I might also point out that the economic recovery in America is helping to stimulate growth in the economies of the West European countries. Indeed, we have witnessed a revival in world trade with a marked rise in exports from Europe to the U.S., which has helped to spread the benefits of our recovery.

Our attack on the deficit has commenced. I recently signed legislation which enacted a ``downpayment'' package that makes a start at deficit reduction over the next 3 years. A commission I appointed to look for ways to improve the efficiency of the Federal Government has come up with about 2,500 specific recommendations on how government can be made more economical by implementing modern-day business practices. We've just begun to implement them.

I have been trying to get a balanced budget amendment to our Constitution. I am also working to get the line-item veto adopted, by which a President can veto individual items in an appropriations bill without vetoing the entire bill. Forty-three State Governors have that tool. I had it in California, and it works.

We won't even consider raising taxes until after we have cut Federal spending to that minimum level which is necessary to finance truly necessary activities. The best way to bring down the deficit is through prudent government spending levels and strong economic growth and expansion. That's our program in a nutshell, and it will benefit Europe as well as America.

Q. What will a reelected Ronald Reagan do to disprove the common criticism that he has been content to see spending cuts fall disproportionately on the weakest members of society and that he cares only for the ``achievers'' in America?

The President. That kind of charge is just not true. The fact is we've been working to better focus the spending of tax dollars on programs that meet people's needs.

Our reforms are reducing fraud, waste, and abuse and targeting welfare programs to better serve the truly needy, rather than those who ought to work and be self-supporting.

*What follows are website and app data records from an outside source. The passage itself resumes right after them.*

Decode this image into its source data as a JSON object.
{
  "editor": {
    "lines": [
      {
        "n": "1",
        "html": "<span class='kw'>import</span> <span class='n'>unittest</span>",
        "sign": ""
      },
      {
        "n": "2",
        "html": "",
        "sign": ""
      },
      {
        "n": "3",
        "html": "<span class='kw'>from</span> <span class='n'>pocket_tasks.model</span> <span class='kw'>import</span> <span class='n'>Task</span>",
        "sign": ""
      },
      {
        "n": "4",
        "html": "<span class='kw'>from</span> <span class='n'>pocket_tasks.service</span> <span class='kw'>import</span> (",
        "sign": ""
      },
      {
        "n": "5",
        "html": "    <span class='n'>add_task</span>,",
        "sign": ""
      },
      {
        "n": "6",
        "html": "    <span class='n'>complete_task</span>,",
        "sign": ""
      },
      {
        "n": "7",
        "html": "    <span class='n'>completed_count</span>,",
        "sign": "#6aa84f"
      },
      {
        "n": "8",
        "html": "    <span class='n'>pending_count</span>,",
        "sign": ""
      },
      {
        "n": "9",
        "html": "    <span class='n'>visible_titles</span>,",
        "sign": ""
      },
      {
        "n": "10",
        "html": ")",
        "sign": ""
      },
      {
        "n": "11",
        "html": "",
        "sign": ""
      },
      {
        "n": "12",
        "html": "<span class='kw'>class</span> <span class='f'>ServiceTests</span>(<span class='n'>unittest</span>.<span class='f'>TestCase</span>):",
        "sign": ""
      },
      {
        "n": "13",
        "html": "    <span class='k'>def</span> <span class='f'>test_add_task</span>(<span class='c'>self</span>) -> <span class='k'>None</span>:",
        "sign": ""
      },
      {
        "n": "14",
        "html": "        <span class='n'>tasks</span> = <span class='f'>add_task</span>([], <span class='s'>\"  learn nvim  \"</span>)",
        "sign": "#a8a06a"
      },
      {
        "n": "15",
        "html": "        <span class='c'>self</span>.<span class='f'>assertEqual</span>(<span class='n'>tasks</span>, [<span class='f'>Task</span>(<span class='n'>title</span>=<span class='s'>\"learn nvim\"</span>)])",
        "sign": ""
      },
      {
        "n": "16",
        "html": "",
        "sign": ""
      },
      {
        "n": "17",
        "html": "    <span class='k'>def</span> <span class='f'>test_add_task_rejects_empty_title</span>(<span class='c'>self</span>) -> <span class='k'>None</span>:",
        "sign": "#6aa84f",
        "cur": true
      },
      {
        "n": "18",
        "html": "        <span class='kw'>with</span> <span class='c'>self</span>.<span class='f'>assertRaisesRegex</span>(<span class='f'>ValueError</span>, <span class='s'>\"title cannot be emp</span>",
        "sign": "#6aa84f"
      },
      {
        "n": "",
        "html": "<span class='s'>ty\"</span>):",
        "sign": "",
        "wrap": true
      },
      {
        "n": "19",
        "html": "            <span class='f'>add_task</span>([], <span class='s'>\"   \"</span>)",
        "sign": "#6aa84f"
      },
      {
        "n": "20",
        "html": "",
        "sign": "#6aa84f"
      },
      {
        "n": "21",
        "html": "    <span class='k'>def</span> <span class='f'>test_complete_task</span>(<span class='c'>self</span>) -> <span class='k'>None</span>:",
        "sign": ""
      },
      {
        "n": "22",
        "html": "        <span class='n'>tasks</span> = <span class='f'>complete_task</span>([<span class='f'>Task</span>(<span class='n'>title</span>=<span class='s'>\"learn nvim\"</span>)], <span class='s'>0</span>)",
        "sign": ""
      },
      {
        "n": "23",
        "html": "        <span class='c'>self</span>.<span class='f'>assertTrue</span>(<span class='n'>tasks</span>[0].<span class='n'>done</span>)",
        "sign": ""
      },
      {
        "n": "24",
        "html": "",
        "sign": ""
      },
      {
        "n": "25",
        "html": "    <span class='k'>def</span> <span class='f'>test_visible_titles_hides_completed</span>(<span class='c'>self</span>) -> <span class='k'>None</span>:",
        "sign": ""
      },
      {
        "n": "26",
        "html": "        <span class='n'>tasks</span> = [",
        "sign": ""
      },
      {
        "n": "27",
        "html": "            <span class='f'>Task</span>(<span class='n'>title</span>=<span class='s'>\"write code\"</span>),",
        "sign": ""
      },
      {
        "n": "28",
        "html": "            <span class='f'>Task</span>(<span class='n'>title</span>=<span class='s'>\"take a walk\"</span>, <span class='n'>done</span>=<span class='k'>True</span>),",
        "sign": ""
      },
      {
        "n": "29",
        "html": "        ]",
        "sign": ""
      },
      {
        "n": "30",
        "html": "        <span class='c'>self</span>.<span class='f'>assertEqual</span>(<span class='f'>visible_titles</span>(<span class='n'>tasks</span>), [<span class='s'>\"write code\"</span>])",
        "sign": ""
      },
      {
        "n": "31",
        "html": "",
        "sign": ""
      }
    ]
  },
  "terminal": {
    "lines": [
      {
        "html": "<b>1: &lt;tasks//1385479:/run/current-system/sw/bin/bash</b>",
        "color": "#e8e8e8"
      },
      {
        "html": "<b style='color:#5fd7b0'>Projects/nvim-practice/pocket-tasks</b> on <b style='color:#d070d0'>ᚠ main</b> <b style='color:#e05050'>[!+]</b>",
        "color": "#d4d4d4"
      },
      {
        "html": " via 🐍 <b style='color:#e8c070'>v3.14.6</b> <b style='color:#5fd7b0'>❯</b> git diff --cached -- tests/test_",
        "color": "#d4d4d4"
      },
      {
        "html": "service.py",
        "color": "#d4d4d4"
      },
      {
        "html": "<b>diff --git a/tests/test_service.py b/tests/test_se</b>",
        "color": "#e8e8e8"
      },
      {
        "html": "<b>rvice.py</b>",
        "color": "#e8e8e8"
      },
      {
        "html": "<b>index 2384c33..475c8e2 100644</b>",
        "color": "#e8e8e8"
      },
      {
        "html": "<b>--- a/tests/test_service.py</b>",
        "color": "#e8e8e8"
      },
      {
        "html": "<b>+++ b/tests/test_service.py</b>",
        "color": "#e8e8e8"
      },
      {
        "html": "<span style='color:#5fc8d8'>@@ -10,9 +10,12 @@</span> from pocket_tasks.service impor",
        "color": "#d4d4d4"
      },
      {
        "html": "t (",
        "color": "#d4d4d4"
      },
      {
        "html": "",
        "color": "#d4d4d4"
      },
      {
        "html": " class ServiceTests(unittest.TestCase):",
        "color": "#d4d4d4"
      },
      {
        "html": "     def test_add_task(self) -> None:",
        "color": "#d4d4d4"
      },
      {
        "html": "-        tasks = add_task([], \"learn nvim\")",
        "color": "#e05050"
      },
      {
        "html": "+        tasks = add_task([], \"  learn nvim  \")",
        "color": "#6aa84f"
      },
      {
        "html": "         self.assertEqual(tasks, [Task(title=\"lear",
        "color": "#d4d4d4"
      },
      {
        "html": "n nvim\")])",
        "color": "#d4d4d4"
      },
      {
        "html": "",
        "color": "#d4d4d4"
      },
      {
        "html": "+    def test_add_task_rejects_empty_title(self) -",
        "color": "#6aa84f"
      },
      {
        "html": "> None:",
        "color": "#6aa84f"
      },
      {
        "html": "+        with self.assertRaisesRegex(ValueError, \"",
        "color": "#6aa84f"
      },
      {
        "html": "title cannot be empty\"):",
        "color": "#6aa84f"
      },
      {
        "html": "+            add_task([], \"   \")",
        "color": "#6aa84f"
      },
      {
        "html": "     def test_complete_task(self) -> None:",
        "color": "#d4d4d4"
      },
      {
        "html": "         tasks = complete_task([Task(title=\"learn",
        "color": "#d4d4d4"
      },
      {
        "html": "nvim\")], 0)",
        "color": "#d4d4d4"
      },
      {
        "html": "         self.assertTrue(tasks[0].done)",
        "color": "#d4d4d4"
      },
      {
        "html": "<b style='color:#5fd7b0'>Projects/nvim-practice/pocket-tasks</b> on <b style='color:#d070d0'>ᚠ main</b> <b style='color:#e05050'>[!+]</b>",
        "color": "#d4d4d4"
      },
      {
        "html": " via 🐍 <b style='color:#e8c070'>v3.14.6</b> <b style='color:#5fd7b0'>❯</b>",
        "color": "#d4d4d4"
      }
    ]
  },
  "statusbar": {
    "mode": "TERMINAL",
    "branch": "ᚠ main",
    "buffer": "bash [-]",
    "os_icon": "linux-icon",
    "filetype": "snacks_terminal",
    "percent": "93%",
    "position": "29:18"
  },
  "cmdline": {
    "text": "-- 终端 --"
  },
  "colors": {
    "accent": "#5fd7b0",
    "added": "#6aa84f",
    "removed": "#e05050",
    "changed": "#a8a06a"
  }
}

The money saved by these reforms has already helped make it possible for three-fourths of the States to raise either their payment standards or payment levels under a program that aids truly needy families.

I understand how politically rewarding it is for critics to pretend we've been unfair, but the facts just don't bear them out. And remember, those critics are the same people whose ruinous inflation fell so heavily on the poor, especially in 1979 and 1980. This government is spending more money on social programs than ever in U.S. history, but at last somebody's trying to make those programs work better.

Q. Isn't there a danger that Ronald Reagan is more popular than the Republican Party, and the much-heralded new Republican majority will vanish with the retirement of Ronald Reagan?

The President. Well, I'd like to see this new Republican majority you're talking about. In fact, the Republican Party is still a minority party, and that means we're still outnumbered nationwide in terms of party registration. But I think you have to look beyond that to see the real strength and vitality of the Republican Party.

There was a time when the opposite party was able to portray Republicans as rather stodgy types, resistant to progress. But in recent years that's changed dramatically. Today it's the Republican Party that has new, forward-looking ideas, that stands for a revitalized economy and jobs. It's the leaders of the Democratic Party who are tied to the failed policies of the past.

You can see this in the fact that one of the Republican Party's great strengths in 1984 is its appeal to the youngest generation of voters. What I'm saying is that the new vibrancy and confidence of the Republican Party goes far beyond the political fortunes of any one candidate, including myself. This party is on the move, and I sense it will continue to carry the momentum for a long time.

Note: The interview began at 4:40 p.m. in the Oval Office at the White House.

As printed above, the interview follows the White House press release, which was released by the Office of the Press Secretary on September 9.